McKinsey Global Institute. 2017. “Jobs Lost, Jobs Gained: Workforce Transitions in a Time of Automation.” Report, McKinsey & Company. https://www.mckinsey.com/~/media/mckinsey/industries/public%20and%20social%20sector/our%20insights/what%20the%20future%20of%20work%20will%20mean%20for%20jobs%20skills%20and%20wages/mgi-jobs-lost-jobs-gained-executive-summary-december-6-2017.pdf
McKinsey Global Institute. 2017. “Skill Shift: Automation and the Future of the Workforce.” Report, McKinsey & Company. https://www.mckinsey.com/~/media/mckinsey/industries/public%20and%20social%20sector/our%20insights/skill%20shift%20automation%20and%20the%20future%20of%20the%20workforce/mgi-skill-shift-automation-and-future-of-the-workforce-may-2018.pdf
Morandini, Sofia, Frederico Fraboni, Marco De Angelis, Gabriele Puzzo, Davide Guisino, et al. “The Impact of Artificial Intelligence on Workers’ Skills: Upskilling and Reskilling in Organisations.” Informing Science: The International Journal of an Emerging Transdiscipline 26 (2023): 39-68. https://www.proquest.com/openview/1d538ec201692666584daa0a964868ef/1?pq-origsite=gscholar&cbl=5314839
Verma, Amit, Kamal Lamsal, and Payal Verma. „An Investigation of Skill Requirements in Artificial Intelligence and Machine Learning Job Advertisements.” Industry and Higher Education 36, no. 1 (2022): 63-73. https://journals.sagepub.com/doi/pdf/10.1177/0950422221990990

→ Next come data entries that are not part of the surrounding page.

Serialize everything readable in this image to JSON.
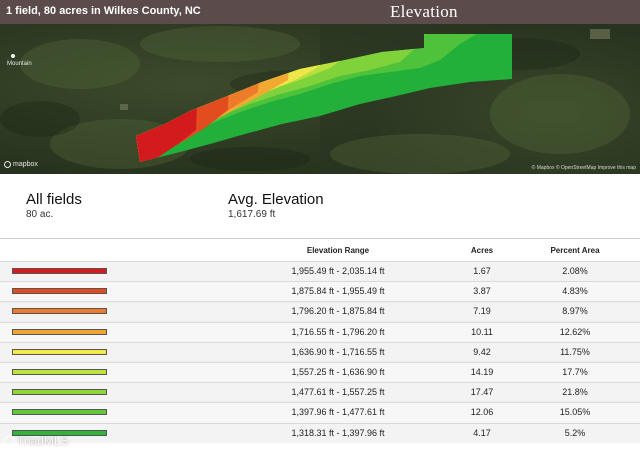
{
  "header": {
    "field_summary": "1 field, 80 acres in Wilkes County, NC",
    "report_title": "Elevation"
  },
  "map": {
    "place_label": "Mountain",
    "mapbox_label": "mapbox",
    "attribution": "© Mapbox © OpenStreetMap Improve this map"
  },
  "summary": {
    "fields_label": "All fields",
    "fields_value": "80 ac.",
    "avg_label": "Avg. Elevation",
    "avg_value": "1,617.69 ft"
  },
  "table": {
    "headers": {
      "range": "Elevation Range",
      "acres": "Acres",
      "percent": "Percent Area"
    },
    "rows": [
      {
        "color": "#d7191c",
        "range": "1,955.49 ft - 2,035.14 ft",
        "acres": "1.67",
        "percent": "2.08%"
      },
      {
        "color": "#e34a1e",
        "range": "1,875.84 ft - 1,955.49 ft",
        "acres": "3.87",
        "percent": "4.83%"
      },
      {
        "color": "#ee7b2c",
        "range": "1,796.20 ft - 1,875.84 ft",
        "acres": "7.19",
        "percent": "8.97%"
      },
      {
        "color": "#f0a432",
        "range": "1,716.55 ft - 1,796.20 ft",
        "acres": "10.11",
        "percent": "12.62%"
      },
      {
        "color": "#f5e84a",
        "range": "1,636.90 ft - 1,716.55 ft",
        "acres": "9.42",
        "percent": "11.75%"
      },
      {
        "color": "#bfe33e",
        "range": "1,557.25 ft - 1,636.90 ft",
        "acres": "14.19",
        "percent": "17.7%"
      },
      {
        "color": "#8fd63b",
        "range": "1,477.61 ft - 1,557.25 ft",
        "acres": "17.47",
        "percent": "21.8%"
      },
      {
        "color": "#5fc93a",
        "range": "1,397.96 ft - 1,477.61 ft",
        "acres": "12.06",
        "percent": "15.05%"
      },
      {
        "color": "#2fb53b",
        "range": "1,318.31 ft - 1,397.96 ft",
        "acres": "4.17",
        "percent": "5.2%"
      }
    ]
  },
  "watermark": "TriadMLS"
}
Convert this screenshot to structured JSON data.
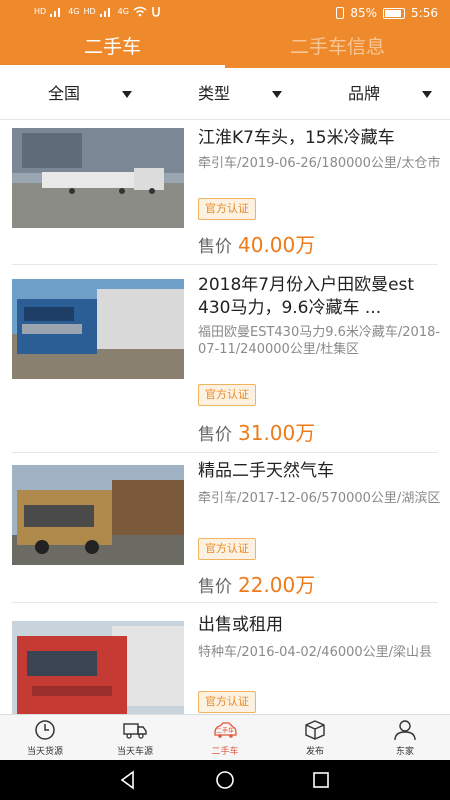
{
  "status_bar": {
    "network_left": [
      "HD",
      "4G",
      "HD",
      "4G"
    ],
    "battery": "85%",
    "time": "5:56"
  },
  "top_tabs": [
    {
      "label": "二手车",
      "active": true
    },
    {
      "label": "二手车信息",
      "active": false
    }
  ],
  "filters": [
    {
      "label": "全国"
    },
    {
      "label": "类型"
    },
    {
      "label": "品牌"
    }
  ],
  "listings": [
    {
      "title": "江淮K7车头，15米冷藏车",
      "meta": "牵引车/2019-06-26/180000公里/太仓市",
      "badge": "官方认证",
      "price_label": "售价",
      "price": "40.00万"
    },
    {
      "title": "2018年7月份入户田欧曼est 430马力，9.6冷藏车 ...",
      "meta": "福田欧曼EST430马力9.6米冷藏车/2018-07-11/240000公里/杜集区",
      "badge": "官方认证",
      "price_label": "售价",
      "price": "31.00万"
    },
    {
      "title": "精品二手天然气车",
      "meta": "牵引车/2017-12-06/570000公里/湖滨区",
      "badge": "官方认证",
      "price_label": "售价",
      "price": "22.00万"
    },
    {
      "title": "出售或租用",
      "meta": "特种车/2016-04-02/46000公里/梁山县",
      "badge": "官方认证"
    }
  ],
  "bottom_nav": [
    {
      "label": "当天货源",
      "icon": "clock-icon",
      "active": false
    },
    {
      "label": "当天车源",
      "icon": "truck-icon",
      "active": false
    },
    {
      "label": "二手车",
      "icon": "used-car-icon",
      "active": true,
      "icon_text": "二手车"
    },
    {
      "label": "发布",
      "icon": "box-icon",
      "active": false
    },
    {
      "label": "东家",
      "icon": "person-icon",
      "active": false
    }
  ],
  "colors": {
    "brand": "#ee8a2b",
    "price": "#ee7a1a",
    "active_nav": "#e2573a"
  }
}
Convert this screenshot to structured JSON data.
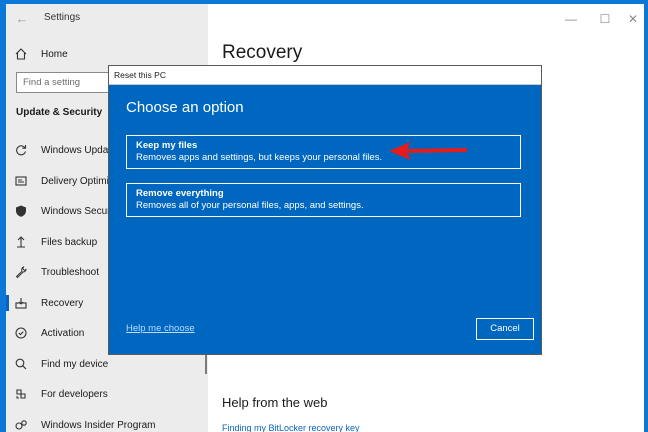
{
  "window": {
    "title": "Settings",
    "controls": [
      "minimize",
      "maximize",
      "close"
    ]
  },
  "sidebar": {
    "home_label": "Home",
    "search_placeholder": "Find a setting",
    "section_title": "Update & Security",
    "items": [
      {
        "label": "Windows Update",
        "icon": "refresh-icon"
      },
      {
        "label": "Delivery Optimization",
        "icon": "delivery-optimization-icon"
      },
      {
        "label": "Windows Security",
        "icon": "shield-icon"
      },
      {
        "label": "Files backup",
        "icon": "backup-icon"
      },
      {
        "label": "Troubleshoot",
        "icon": "wrench-icon"
      },
      {
        "label": "Recovery",
        "icon": "recovery-icon",
        "active": true
      },
      {
        "label": "Activation",
        "icon": "activation-icon"
      },
      {
        "label": "Find my device",
        "icon": "find-device-icon"
      },
      {
        "label": "For developers",
        "icon": "developers-icon"
      },
      {
        "label": "Windows Insider Program",
        "icon": "insider-icon"
      }
    ]
  },
  "main": {
    "title": "Recovery",
    "help_heading": "Help from the web",
    "help_link": "Finding my BitLocker recovery key"
  },
  "dialog": {
    "title": "Reset this PC",
    "heading": "Choose an option",
    "options": [
      {
        "title": "Keep my files",
        "description": "Removes apps and settings, but keeps your personal files."
      },
      {
        "title": "Remove everything",
        "description": "Removes all of your personal files, apps, and settings."
      }
    ],
    "help_link": "Help me choose",
    "cancel_label": "Cancel"
  },
  "colors": {
    "desktop": "#0a78d4",
    "dialog_bg": "#0067c0",
    "sidebar_bg": "#ececec",
    "annotation_arrow": "#e81b1b"
  }
}
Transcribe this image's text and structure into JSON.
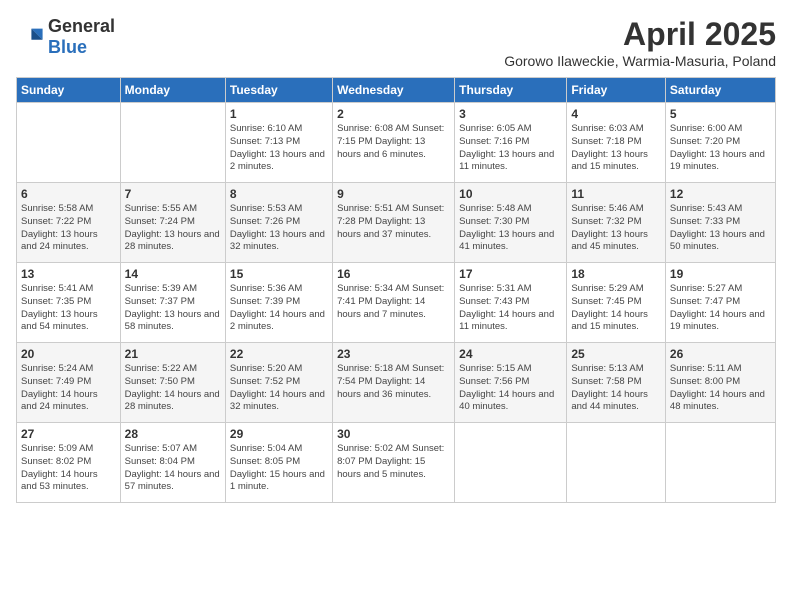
{
  "header": {
    "logo_general": "General",
    "logo_blue": "Blue",
    "title": "April 2025",
    "subtitle": "Gorowo Ilaweckie, Warmia-Masuria, Poland"
  },
  "columns": [
    "Sunday",
    "Monday",
    "Tuesday",
    "Wednesday",
    "Thursday",
    "Friday",
    "Saturday"
  ],
  "weeks": [
    [
      {
        "day": "",
        "info": ""
      },
      {
        "day": "",
        "info": ""
      },
      {
        "day": "1",
        "info": "Sunrise: 6:10 AM\nSunset: 7:13 PM\nDaylight: 13 hours and 2 minutes."
      },
      {
        "day": "2",
        "info": "Sunrise: 6:08 AM\nSunset: 7:15 PM\nDaylight: 13 hours and 6 minutes."
      },
      {
        "day": "3",
        "info": "Sunrise: 6:05 AM\nSunset: 7:16 PM\nDaylight: 13 hours and 11 minutes."
      },
      {
        "day": "4",
        "info": "Sunrise: 6:03 AM\nSunset: 7:18 PM\nDaylight: 13 hours and 15 minutes."
      },
      {
        "day": "5",
        "info": "Sunrise: 6:00 AM\nSunset: 7:20 PM\nDaylight: 13 hours and 19 minutes."
      }
    ],
    [
      {
        "day": "6",
        "info": "Sunrise: 5:58 AM\nSunset: 7:22 PM\nDaylight: 13 hours and 24 minutes."
      },
      {
        "day": "7",
        "info": "Sunrise: 5:55 AM\nSunset: 7:24 PM\nDaylight: 13 hours and 28 minutes."
      },
      {
        "day": "8",
        "info": "Sunrise: 5:53 AM\nSunset: 7:26 PM\nDaylight: 13 hours and 32 minutes."
      },
      {
        "day": "9",
        "info": "Sunrise: 5:51 AM\nSunset: 7:28 PM\nDaylight: 13 hours and 37 minutes."
      },
      {
        "day": "10",
        "info": "Sunrise: 5:48 AM\nSunset: 7:30 PM\nDaylight: 13 hours and 41 minutes."
      },
      {
        "day": "11",
        "info": "Sunrise: 5:46 AM\nSunset: 7:32 PM\nDaylight: 13 hours and 45 minutes."
      },
      {
        "day": "12",
        "info": "Sunrise: 5:43 AM\nSunset: 7:33 PM\nDaylight: 13 hours and 50 minutes."
      }
    ],
    [
      {
        "day": "13",
        "info": "Sunrise: 5:41 AM\nSunset: 7:35 PM\nDaylight: 13 hours and 54 minutes."
      },
      {
        "day": "14",
        "info": "Sunrise: 5:39 AM\nSunset: 7:37 PM\nDaylight: 13 hours and 58 minutes."
      },
      {
        "day": "15",
        "info": "Sunrise: 5:36 AM\nSunset: 7:39 PM\nDaylight: 14 hours and 2 minutes."
      },
      {
        "day": "16",
        "info": "Sunrise: 5:34 AM\nSunset: 7:41 PM\nDaylight: 14 hours and 7 minutes."
      },
      {
        "day": "17",
        "info": "Sunrise: 5:31 AM\nSunset: 7:43 PM\nDaylight: 14 hours and 11 minutes."
      },
      {
        "day": "18",
        "info": "Sunrise: 5:29 AM\nSunset: 7:45 PM\nDaylight: 14 hours and 15 minutes."
      },
      {
        "day": "19",
        "info": "Sunrise: 5:27 AM\nSunset: 7:47 PM\nDaylight: 14 hours and 19 minutes."
      }
    ],
    [
      {
        "day": "20",
        "info": "Sunrise: 5:24 AM\nSunset: 7:49 PM\nDaylight: 14 hours and 24 minutes."
      },
      {
        "day": "21",
        "info": "Sunrise: 5:22 AM\nSunset: 7:50 PM\nDaylight: 14 hours and 28 minutes."
      },
      {
        "day": "22",
        "info": "Sunrise: 5:20 AM\nSunset: 7:52 PM\nDaylight: 14 hours and 32 minutes."
      },
      {
        "day": "23",
        "info": "Sunrise: 5:18 AM\nSunset: 7:54 PM\nDaylight: 14 hours and 36 minutes."
      },
      {
        "day": "24",
        "info": "Sunrise: 5:15 AM\nSunset: 7:56 PM\nDaylight: 14 hours and 40 minutes."
      },
      {
        "day": "25",
        "info": "Sunrise: 5:13 AM\nSunset: 7:58 PM\nDaylight: 14 hours and 44 minutes."
      },
      {
        "day": "26",
        "info": "Sunrise: 5:11 AM\nSunset: 8:00 PM\nDaylight: 14 hours and 48 minutes."
      }
    ],
    [
      {
        "day": "27",
        "info": "Sunrise: 5:09 AM\nSunset: 8:02 PM\nDaylight: 14 hours and 53 minutes."
      },
      {
        "day": "28",
        "info": "Sunrise: 5:07 AM\nSunset: 8:04 PM\nDaylight: 14 hours and 57 minutes."
      },
      {
        "day": "29",
        "info": "Sunrise: 5:04 AM\nSunset: 8:05 PM\nDaylight: 15 hours and 1 minute."
      },
      {
        "day": "30",
        "info": "Sunrise: 5:02 AM\nSunset: 8:07 PM\nDaylight: 15 hours and 5 minutes."
      },
      {
        "day": "",
        "info": ""
      },
      {
        "day": "",
        "info": ""
      },
      {
        "day": "",
        "info": ""
      }
    ]
  ]
}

Zhu, Yu-Qian, Jacqueline Corbett, and Yi-Te Chiu. “Understanding Employees’ Responses to Artificial Intelligence.” Organizational Dynamics 50, no. 2 (2021): 1-10. https://doi.org/10.1016/j.orgdyn.2020.100786